**WHAT IS BEING ASKED**
Each entry below should be printed exactly as given.
---------- STUDY MATERIAL ----------
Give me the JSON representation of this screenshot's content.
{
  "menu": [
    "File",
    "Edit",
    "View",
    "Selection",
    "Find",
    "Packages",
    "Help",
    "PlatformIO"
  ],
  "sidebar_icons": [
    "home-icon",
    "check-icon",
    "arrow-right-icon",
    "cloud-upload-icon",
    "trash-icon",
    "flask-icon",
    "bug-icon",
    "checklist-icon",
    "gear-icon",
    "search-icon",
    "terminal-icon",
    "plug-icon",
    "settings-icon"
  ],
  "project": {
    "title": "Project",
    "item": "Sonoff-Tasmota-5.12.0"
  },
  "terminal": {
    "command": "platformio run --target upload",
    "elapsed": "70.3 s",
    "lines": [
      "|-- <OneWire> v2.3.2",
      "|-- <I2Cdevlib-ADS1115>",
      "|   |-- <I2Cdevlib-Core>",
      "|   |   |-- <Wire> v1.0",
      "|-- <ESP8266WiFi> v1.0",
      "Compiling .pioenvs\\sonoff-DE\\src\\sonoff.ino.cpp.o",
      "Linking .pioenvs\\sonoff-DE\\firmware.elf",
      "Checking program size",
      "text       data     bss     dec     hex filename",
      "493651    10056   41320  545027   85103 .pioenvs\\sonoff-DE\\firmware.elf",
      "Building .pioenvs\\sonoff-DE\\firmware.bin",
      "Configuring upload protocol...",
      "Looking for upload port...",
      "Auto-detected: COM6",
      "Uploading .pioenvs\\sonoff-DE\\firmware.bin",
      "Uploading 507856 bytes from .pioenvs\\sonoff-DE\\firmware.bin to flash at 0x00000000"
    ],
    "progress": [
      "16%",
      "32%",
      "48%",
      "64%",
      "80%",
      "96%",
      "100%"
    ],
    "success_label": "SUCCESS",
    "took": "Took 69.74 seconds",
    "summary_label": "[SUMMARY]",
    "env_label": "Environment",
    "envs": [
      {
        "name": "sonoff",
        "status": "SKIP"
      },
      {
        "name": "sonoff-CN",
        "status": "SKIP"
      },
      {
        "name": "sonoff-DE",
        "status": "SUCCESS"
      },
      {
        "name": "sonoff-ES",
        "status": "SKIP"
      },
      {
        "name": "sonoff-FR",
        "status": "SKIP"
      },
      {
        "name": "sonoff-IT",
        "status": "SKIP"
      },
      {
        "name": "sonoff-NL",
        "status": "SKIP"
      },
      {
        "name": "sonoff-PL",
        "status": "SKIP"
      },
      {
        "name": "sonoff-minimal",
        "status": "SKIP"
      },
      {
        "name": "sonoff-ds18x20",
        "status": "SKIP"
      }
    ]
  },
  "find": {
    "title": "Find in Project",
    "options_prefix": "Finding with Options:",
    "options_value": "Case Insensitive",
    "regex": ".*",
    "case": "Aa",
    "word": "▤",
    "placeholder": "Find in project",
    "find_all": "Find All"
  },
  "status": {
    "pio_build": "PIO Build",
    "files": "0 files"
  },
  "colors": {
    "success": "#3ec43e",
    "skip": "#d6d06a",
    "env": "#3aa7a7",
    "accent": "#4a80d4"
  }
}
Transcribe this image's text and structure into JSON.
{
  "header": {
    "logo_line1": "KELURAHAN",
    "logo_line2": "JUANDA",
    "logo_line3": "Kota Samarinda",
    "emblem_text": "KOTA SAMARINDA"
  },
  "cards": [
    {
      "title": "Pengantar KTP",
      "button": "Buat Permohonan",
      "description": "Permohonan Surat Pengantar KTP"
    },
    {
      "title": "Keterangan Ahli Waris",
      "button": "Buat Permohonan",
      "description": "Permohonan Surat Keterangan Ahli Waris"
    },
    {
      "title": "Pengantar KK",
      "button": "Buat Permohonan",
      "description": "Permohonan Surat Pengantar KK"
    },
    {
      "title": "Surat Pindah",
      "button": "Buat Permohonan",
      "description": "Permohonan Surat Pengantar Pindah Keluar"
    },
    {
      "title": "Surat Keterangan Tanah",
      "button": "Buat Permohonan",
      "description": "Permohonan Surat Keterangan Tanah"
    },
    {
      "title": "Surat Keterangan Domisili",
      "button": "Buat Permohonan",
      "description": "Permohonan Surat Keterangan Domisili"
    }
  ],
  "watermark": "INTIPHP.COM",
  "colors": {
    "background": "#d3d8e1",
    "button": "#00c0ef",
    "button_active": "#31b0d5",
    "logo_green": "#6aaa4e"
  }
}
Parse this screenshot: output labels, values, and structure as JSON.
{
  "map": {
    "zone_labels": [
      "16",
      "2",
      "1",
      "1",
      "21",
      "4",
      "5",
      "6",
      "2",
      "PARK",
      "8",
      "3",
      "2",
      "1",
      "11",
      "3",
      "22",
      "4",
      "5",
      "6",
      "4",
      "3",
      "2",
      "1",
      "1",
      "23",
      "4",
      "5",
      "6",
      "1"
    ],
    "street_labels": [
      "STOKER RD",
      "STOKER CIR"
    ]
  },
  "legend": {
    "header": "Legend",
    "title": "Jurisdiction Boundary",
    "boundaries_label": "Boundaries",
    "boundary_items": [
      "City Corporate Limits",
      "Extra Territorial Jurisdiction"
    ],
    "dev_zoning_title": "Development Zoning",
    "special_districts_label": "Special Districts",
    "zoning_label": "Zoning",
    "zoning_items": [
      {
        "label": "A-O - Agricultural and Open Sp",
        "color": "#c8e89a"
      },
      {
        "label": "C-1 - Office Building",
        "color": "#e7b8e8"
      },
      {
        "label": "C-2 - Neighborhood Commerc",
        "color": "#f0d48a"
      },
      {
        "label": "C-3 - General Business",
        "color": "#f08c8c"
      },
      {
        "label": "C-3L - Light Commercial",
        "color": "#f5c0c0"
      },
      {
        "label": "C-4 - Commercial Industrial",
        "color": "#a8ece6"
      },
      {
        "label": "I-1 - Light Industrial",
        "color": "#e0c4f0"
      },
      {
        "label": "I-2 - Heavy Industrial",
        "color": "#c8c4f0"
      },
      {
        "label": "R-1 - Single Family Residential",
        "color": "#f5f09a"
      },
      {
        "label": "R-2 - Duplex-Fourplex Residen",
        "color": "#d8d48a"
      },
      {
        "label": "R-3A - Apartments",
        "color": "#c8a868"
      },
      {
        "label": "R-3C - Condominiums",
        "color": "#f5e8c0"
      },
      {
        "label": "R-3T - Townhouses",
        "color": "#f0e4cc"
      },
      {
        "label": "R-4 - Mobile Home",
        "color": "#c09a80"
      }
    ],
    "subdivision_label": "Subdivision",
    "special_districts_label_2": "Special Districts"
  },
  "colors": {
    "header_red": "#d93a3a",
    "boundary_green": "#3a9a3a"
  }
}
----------
**WRITTEN SOLUTION**
Give me the JSON representation of this screenshot's content.
{
  "menu": [
    "File",
    "Edit",
    "View",
    "Selection",
    "Find",
    "Packages",
    "Help",
    "PlatformIO"
  ],
  "sidebar_icons": [
    "home-icon",
    "check-icon",
    "arrow-right-icon",
    "cloud-upload-icon",
    "trash-icon",
    "flask-icon",
    "bug-icon",
    "checklist-icon",
    "gear-icon",
    "search-icon",
    "terminal-icon",
    "plug-icon",
    "settings-icon"
  ],
  "project": {
    "title": "Project",
    "item": "Sonoff-Tasmota-5.12.0"
  },
  "terminal": {
    "command": "platformio run --target upload",
    "elapsed": "70.3 s",
    "lines": [
      "|-- <OneWire> v2.3.2",
      "|-- <I2Cdevlib-ADS1115>",
      "|   |-- <I2Cdevlib-Core>",
      "|   |   |-- <Wire> v1.0",
      "|-- <ESP8266WiFi> v1.0",
      "Compiling .pioenvs\\sonoff-DE\\src\\sonoff.ino.cpp.o",
      "Linking .pioenvs\\sonoff-DE\\firmware.elf",
      "Checking program size",
      "text       data     bss     dec     hex filename",
      "493651    10056   41320  545027   85103 .pioenvs\\sonoff-DE\\firmware.elf",
      "Building .pioenvs\\sonoff-DE\\firmware.bin",
      "Configuring upload protocol...",
      "Looking for upload port...",
      "Auto-detected: COM6",
      "Uploading .pioenvs\\sonoff-DE\\firmware.bin",
      "Uploading 507856 bytes from .pioenvs\\sonoff-DE\\firmware.bin to flash at 0x00000000"
    ],
    "progress": [
      "16%",
      "32%",
      "48%",
      "64%",
      "80%",
      "96%",
      "100%"
    ],
    "success_label": "SUCCESS",
    "took": "Took 69.74 seconds",
    "summary_label": "[SUMMARY]",
    "env_label": "Environment",
    "envs": [
      {
        "name": "sonoff",
        "status": "SKIP"
      },
      {
        "name": "sonoff-CN",
        "status": "SKIP"
      },
      {
        "name": "sonoff-DE",
        "status": "SUCCESS"
      },
      {
        "name": "sonoff-ES",
        "status": "SKIP"
      },
      {
        "name": "sonoff-FR",
        "status": "SKIP"
      },
      {
        "name": "sonoff-IT",
        "status": "SKIP"
      },
      {
        "name": "sonoff-NL",
        "status": "SKIP"
      },
      {
        "name": "sonoff-PL",
        "status": "SKIP"
      },
      {
        "name": "sonoff-minimal",
        "status": "SKIP"
      },
      {
        "name": "sonoff-ds18x20",
        "status": "SKIP"
      }
    ]
  },
  "find": {
    "title": "Find in Project",
    "options_prefix": "Finding with Options:",
    "options_value": "Case Insensitive",
    "regex": ".*",
    "case": "Aa",
    "word": "▤",
    "placeholder": "Find in project",
    "find_all": "Find All"
  },
  "status": {
    "pio_build": "PIO Build",
    "files": "0 files"
  },
  "colors": {
    "success": "#3ec43e",
    "skip": "#d6d06a",
    "env": "#3aa7a7",
    "accent": "#4a80d4"
  }
}
Transcribe this image's text and structure into JSON.
{
  "header": {
    "logo_line1": "KELURAHAN",
    "logo_line2": "JUANDA",
    "logo_line3": "Kota Samarinda",
    "emblem_text": "KOTA SAMARINDA"
  },
  "cards": [
    {
      "title": "Pengantar KTP",
      "button": "Buat Permohonan",
      "description": "Permohonan Surat Pengantar KTP"
    },
    {
      "title": "Keterangan Ahli Waris",
      "button": "Buat Permohonan",
      "description": "Permohonan Surat Keterangan Ahli Waris"
    },
    {
      "title": "Pengantar KK",
      "button": "Buat Permohonan",
      "description": "Permohonan Surat Pengantar KK"
    },
    {
      "title": "Surat Pindah",
      "button": "Buat Permohonan",
      "description": "Permohonan Surat Pengantar Pindah Keluar"
    },
    {
      "title": "Surat Keterangan Tanah",
      "button": "Buat Permohonan",
      "description": "Permohonan Surat Keterangan Tanah"
    },
    {
      "title": "Surat Keterangan Domisili",
      "button": "Buat Permohonan",
      "description": "Permohonan Surat Keterangan Domisili"
    }
  ],
  "watermark": "INTIPHP.COM",
  "colors": {
    "background": "#d3d8e1",
    "button": "#00c0ef",
    "button_active": "#31b0d5",
    "logo_green": "#6aaa4e"
  }
}
Parse this screenshot: output labels, values, and structure as JSON.
{
  "map": {
    "zone_labels": [
      "16",
      "2",
      "1",
      "1",
      "21",
      "4",
      "5",
      "6",
      "2",
      "PARK",
      "8",
      "3",
      "2",
      "1",
      "11",
      "3",
      "22",
      "4",
      "5",
      "6",
      "4",
      "3",
      "2",
      "1",
      "1",
      "23",
      "4",
      "5",
      "6",
      "1"
    ],
    "street_labels": [
      "STOKER RD",
      "STOKER CIR"
    ]
  },
  "legend": {
    "header": "Legend",
    "title": "Jurisdiction Boundary",
    "boundaries_label": "Boundaries",
    "boundary_items": [
      "City Corporate Limits",
      "Extra Territorial Jurisdiction"
    ],
    "dev_zoning_title": "Development Zoning",
    "special_districts_label": "Special Districts",
    "zoning_label": "Zoning",
    "zoning_items": [
      {
        "label": "A-O - Agricultural and Open Sp",
        "color": "#c8e89a"
      },
      {
        "label": "C-1 - Office Building",
        "color": "#e7b8e8"
      },
      {
        "label": "C-2 - Neighborhood Commerc",
        "color": "#f0d48a"
      },
      {
        "label": "C-3 - General Business",
        "color": "#f08c8c"
      },
      {
        "label": "C-3L - Light Commercial",
        "color": "#f5c0c0"
      },
      {
        "label": "C-4 - Commercial Industrial",
        "color": "#a8ece6"
      },
      {
        "label": "I-1 - Light Industrial",
        "color": "#e0c4f0"
      },
      {
        "label": "I-2 - Heavy Industrial",
        "color": "#c8c4f0"
      },
      {
        "label": "R-1 - Single Family Residential",
        "color": "#f5f09a"
      },
      {
        "label": "R-2 - Duplex-Fourplex Residen",
        "color": "#d8d48a"
      },
      {
        "label": "R-3A - Apartments",
        "color": "#c8a868"
      },
      {
        "label": "R-3C - Condominiums",
        "color": "#f5e8c0"
      },
      {
        "label": "R-3T - Townhouses",
        "color": "#f0e4cc"
      },
      {
        "label": "R-4 - Mobile Home",
        "color": "#c09a80"
      }
    ],
    "subdivision_label": "Subdivision",
    "special_districts_label_2": "Special Districts"
  },
  "colors": {
    "header_red": "#d93a3a",
    "boundary_green": "#3a9a3a"
  }
}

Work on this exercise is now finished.